The study enrolled 296 eligible postmenopausal breast patients with a type of early-stage breast cancer called estrogen receptor-positive. Patients were randomly assigned to take tamoxifen alone or tamoxifen plus the hormone progestin. They were followed and assessed at years two and five. Researchers predicted that taking progestin would decrease the risk of abnormalities that can develop into uterine cancer. Such abnormalities occur in the endometrium (inner lining of the uterus).
At year two, the primary time point, researchers evaluated 89 women who took tamoxifen alone and 80 women who took tamoxifen plus progestin. There were five endometrial abnormalities in the tamoxifen-alone group and one abnormality in the tamoxifen-plus-progestin group. This difference was not statistically significant. All abnormalities were benign. Only one additional benign abnormality was found at five years. No cancers were detected at two years or five years.
Two years after treatment began, only 6 percent of the patients in the tamoxifen-alone group, and 3.6 percent in both groups combined had benign endometrial abnormalities. Based on previous studies, researchers had projected that 30 percent of the women in the tamoxifen-alone group would show endometrial abnormalities.
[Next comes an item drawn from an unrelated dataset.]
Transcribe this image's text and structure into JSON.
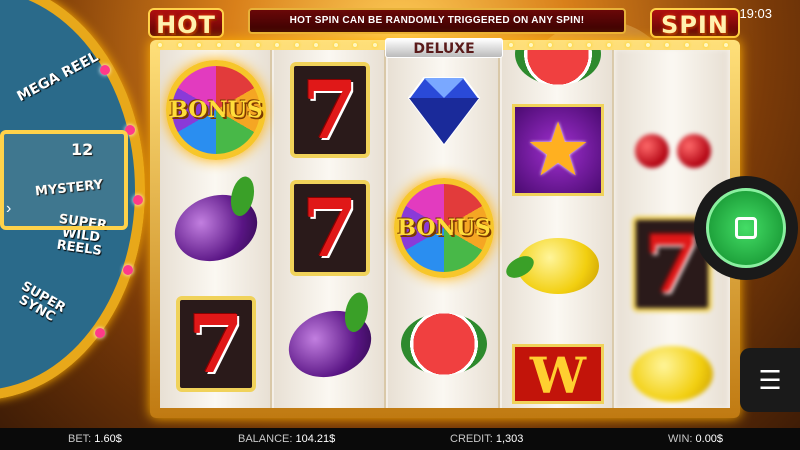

Dr. Albain said the reason the abnormality rate was much lower than expected most likely was due to the study’s screening requirements. All women recruited for the study underwent uterine ultrasound exams before taking tamoxifen. If the ultrasounds showed a thickening of the inner lining of the uterus greater than 5 mm, a biopsy was performed. If the biopsy showed an endometrial abnormality, the woman was excluded from the study.
Tamoxifen is a highly effective drug that is used both to treat breast cancer and help prevent breast cancer in healthy women who are at high risk of developing the disease.
“However, many women who would benefit from taking tamoxifen fail to do so because they fear getting endometrial cancer,” Dr. Potkul said. “Our study found that for women who did not have endometrial abnormalities when they began taking tamoxifen, there was a very low rate of developing pre-malignant conditions.”
The median age of the women in the study was 59.5 years. They underwent endometrial ultrasounds at the beginning of the study and after two years and five years. After two years, 67 percent of the women in the tamoxifen-alone group had a thickening of the inner lining of the uterus greater than 5 mm, compared with 60 percent of the women in the tamoxifen-plus-progestin group. This difference was not statistically significant. All women who had a thickness greater than 5 mm underwent subsequent biopsies. The biopsies revealed five cases of endometrial abnormalities in the tamoxifen group: four cases of proliferative endometrium (more cells than normal lining the uterus) and one case of simple hyperplasia (non-malignant clumping of cells). One woman in the tamoxifen-plus progestin group had an abnormality (proliferative endometrium). None of the abnormalities in either group developed into uterine cancer.
Although there were more endometrial abnormalities in the tamoxifen-alone group, the difference was not large enough to be statistically significant. It would require a follow-up trial with thousands of women to determine whether adding progestin to tamoxifen truly reduces the risk of uterine cancer, researchers concluded.
The study was funded by the National Cancer Institute (NCI) and administered by SWOG, a global network of researchers who design and conduct cancer clinical trials. SWOG (formerly the Southwest Oncology Group) is one of the five cooperative groups in the NCI’s National Clinical Trials Network.
LOYOLA UNIVERSITY HEALTH SYSTEM